Take each line of the entries below that contains "title" and copy it.

Information supplied section start

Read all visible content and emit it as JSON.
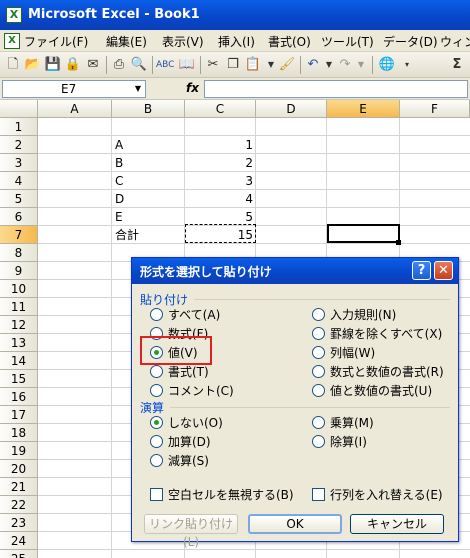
{
  "window": {
    "title": "Microsoft Excel - Book1",
    "app_icon_glyph": "X"
  },
  "menu": [
    "ファイル(F)",
    "編集(E)",
    "表示(V)",
    "挿入(I)",
    "書式(O)",
    "ツール(T)",
    "データ(D)",
    "ウィン"
  ],
  "toolbar": {
    "icons": [
      "new-icon",
      "open-icon",
      "save-icon",
      "permission-icon",
      "email-icon",
      "print-icon",
      "print-preview-icon",
      "spelling-icon",
      "research-icon",
      "cut-icon",
      "copy-icon",
      "paste-icon",
      "format-painter-icon",
      "undo-icon",
      "redo-icon",
      "hyperlink-icon",
      "autosum-icon"
    ],
    "autosum_glyph": "Σ"
  },
  "formula_bar": {
    "name_box": "E7",
    "fx_label": "fx",
    "formula": ""
  },
  "columns": [
    "A",
    "B",
    "C",
    "D",
    "E",
    "F"
  ],
  "selected_column": "E",
  "rows": [
    "1",
    "2",
    "3",
    "4",
    "5",
    "6",
    "7",
    "8",
    "9",
    "10",
    "11",
    "12",
    "13",
    "14",
    "15",
    "16",
    "17",
    "18",
    "19",
    "20",
    "21",
    "22",
    "23",
    "24",
    "25"
  ],
  "selected_row": "7",
  "cells": {
    "B2": "A",
    "C2": "1",
    "B3": "B",
    "C3": "2",
    "B4": "C",
    "C4": "3",
    "B5": "D",
    "C5": "4",
    "B6": "E",
    "C6": "5",
    "B7": "合計",
    "C7": "15"
  },
  "dialog": {
    "title": "形式を選択して貼り付け",
    "help_glyph": "?",
    "close_glyph": "✕",
    "paste_group": "貼り付け",
    "paste_options_left": [
      "すべて(A)",
      "数式(F)",
      "値(V)",
      "書式(T)",
      "コメント(C)"
    ],
    "paste_options_right": [
      "入力規則(N)",
      "罫線を除くすべて(X)",
      "列幅(W)",
      "数式と数値の書式(R)",
      "値と数値の書式(U)"
    ],
    "paste_selected": "値(V)",
    "operation_group": "演算",
    "operation_left": [
      "しない(O)",
      "加算(D)",
      "減算(S)"
    ],
    "operation_right": [
      "乗算(M)",
      "除算(I)"
    ],
    "operation_selected": "しない(O)",
    "skip_blanks": "空白セルを無視する(B)",
    "transpose": "行列を入れ替える(E)",
    "paste_link_button": "リンク貼り付け(L)",
    "ok_button": "OK",
    "cancel_button": "キャンセル"
  }
}
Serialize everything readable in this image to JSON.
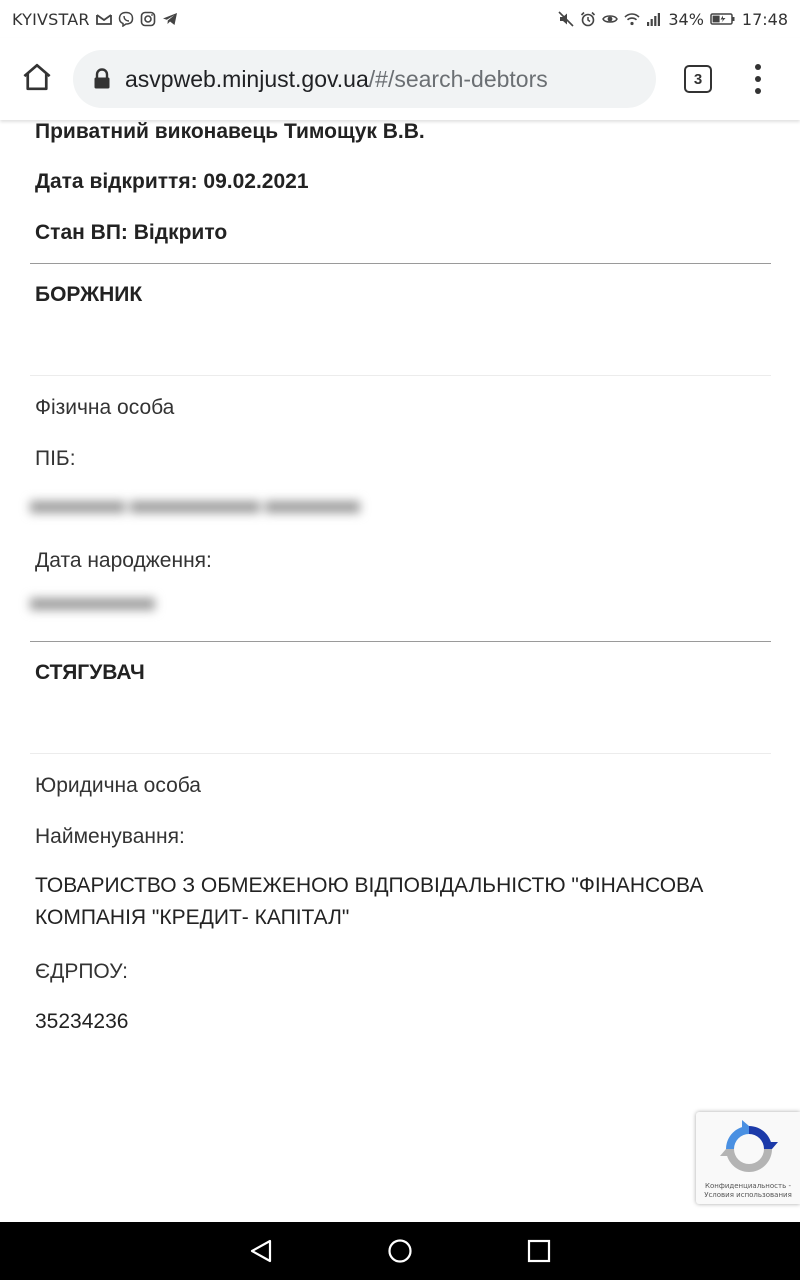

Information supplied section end

Solution for this task -
    "title": "Microsoft Excel - Book1",
    "title": "形式を選択して貼り付け",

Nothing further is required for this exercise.